Your objective: A faithful, complete copy of the entries below is required, with images removed.

[[ Data in this exercise, beginning ]]

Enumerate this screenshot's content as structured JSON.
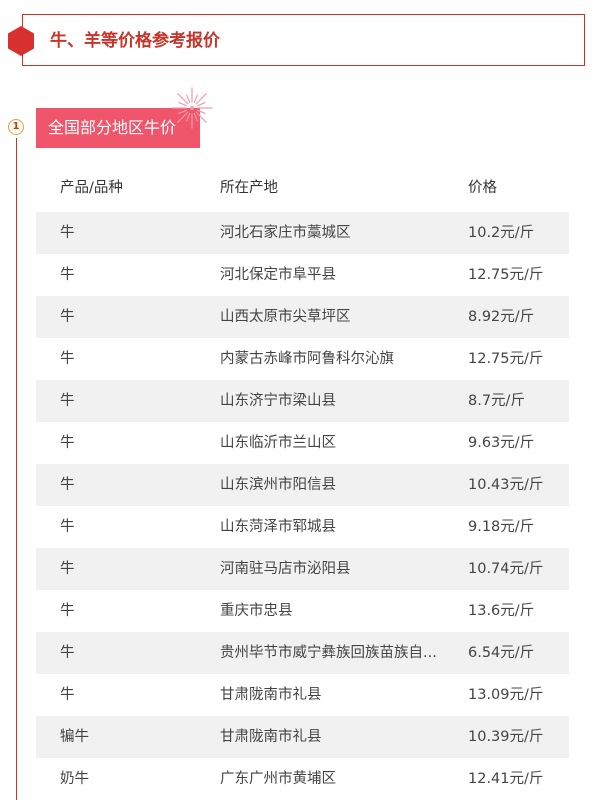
{
  "page": {
    "title": "牛、羊等价格参考报价",
    "accent_color": "#c8342a",
    "tag_color": "#f0566b"
  },
  "section": {
    "step": "1",
    "title": "全国部分地区牛价",
    "decoration_icon": "firework-icon"
  },
  "table": {
    "headers": [
      "产品/品种",
      "所在产地",
      "价格"
    ],
    "rows": [
      [
        "牛",
        "河北石家庄市藁城区",
        "10.2元/斤"
      ],
      [
        "牛",
        "河北保定市阜平县",
        "12.75元/斤"
      ],
      [
        "牛",
        "山西太原市尖草坪区",
        "8.92元/斤"
      ],
      [
        "牛",
        "内蒙古赤峰市阿鲁科尔沁旗",
        "12.75元/斤"
      ],
      [
        "牛",
        "山东济宁市梁山县",
        "8.7元/斤"
      ],
      [
        "牛",
        "山东临沂市兰山区",
        "9.63元/斤"
      ],
      [
        "牛",
        "山东滨州市阳信县",
        "10.43元/斤"
      ],
      [
        "牛",
        "山东菏泽市郓城县",
        "9.18元/斤"
      ],
      [
        "牛",
        "河南驻马店市泌阳县",
        "10.74元/斤"
      ],
      [
        "牛",
        "重庆市忠县",
        "13.6元/斤"
      ],
      [
        "牛",
        "贵州毕节市威宁彝族回族苗族自...",
        "6.54元/斤"
      ],
      [
        "牛",
        "甘肃陇南市礼县",
        "13.09元/斤"
      ],
      [
        "犏牛",
        "甘肃陇南市礼县",
        "10.39元/斤"
      ],
      [
        "奶牛",
        "广东广州市黄埔区",
        "12.41元/斤"
      ]
    ]
  }
}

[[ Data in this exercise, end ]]

Answer area:
Enumerate this screenshot's content as structured JSON.
{
  "page": {
    "title": "牛、羊等价格参考报价",
    "accent_color": "#c8342a",
    "tag_color": "#f0566b"
  },
  "section": {
    "step": "1",
    "title": "全国部分地区牛价",
    "decoration_icon": "firework-icon"
  },
  "table": {
    "headers": [
      "产品/品种",
      "所在产地",
      "价格"
    ],
    "rows": [
      [
        "牛",
        "河北石家庄市藁城区",
        "10.2元/斤"
      ],
      [
        "牛",
        "河北保定市阜平县",
        "12.75元/斤"
      ],
      [
        "牛",
        "山西太原市尖草坪区",
        "8.92元/斤"
      ],
      [
        "牛",
        "内蒙古赤峰市阿鲁科尔沁旗",
        "12.75元/斤"
      ],
      [
        "牛",
        "山东济宁市梁山县",
        "8.7元/斤"
      ],
      [
        "牛",
        "山东临沂市兰山区",
        "9.63元/斤"
      ],
      [
        "牛",
        "山东滨州市阳信县",
        "10.43元/斤"
      ],
      [
        "牛",
        "山东菏泽市郓城县",
        "9.18元/斤"
      ],
      [
        "牛",
        "河南驻马店市泌阳县",
        "10.74元/斤"
      ],
      [
        "牛",
        "重庆市忠县",
        "13.6元/斤"
      ],
      [
        "牛",
        "贵州毕节市威宁彝族回族苗族自...",
        "6.54元/斤"
      ],
      [
        "牛",
        "甘肃陇南市礼县",
        "13.09元/斤"
      ],
      [
        "犏牛",
        "甘肃陇南市礼县",
        "10.39元/斤"
      ],
      [
        "奶牛",
        "广东广州市黄埔区",
        "12.41元/斤"
      ]
    ]
  }
}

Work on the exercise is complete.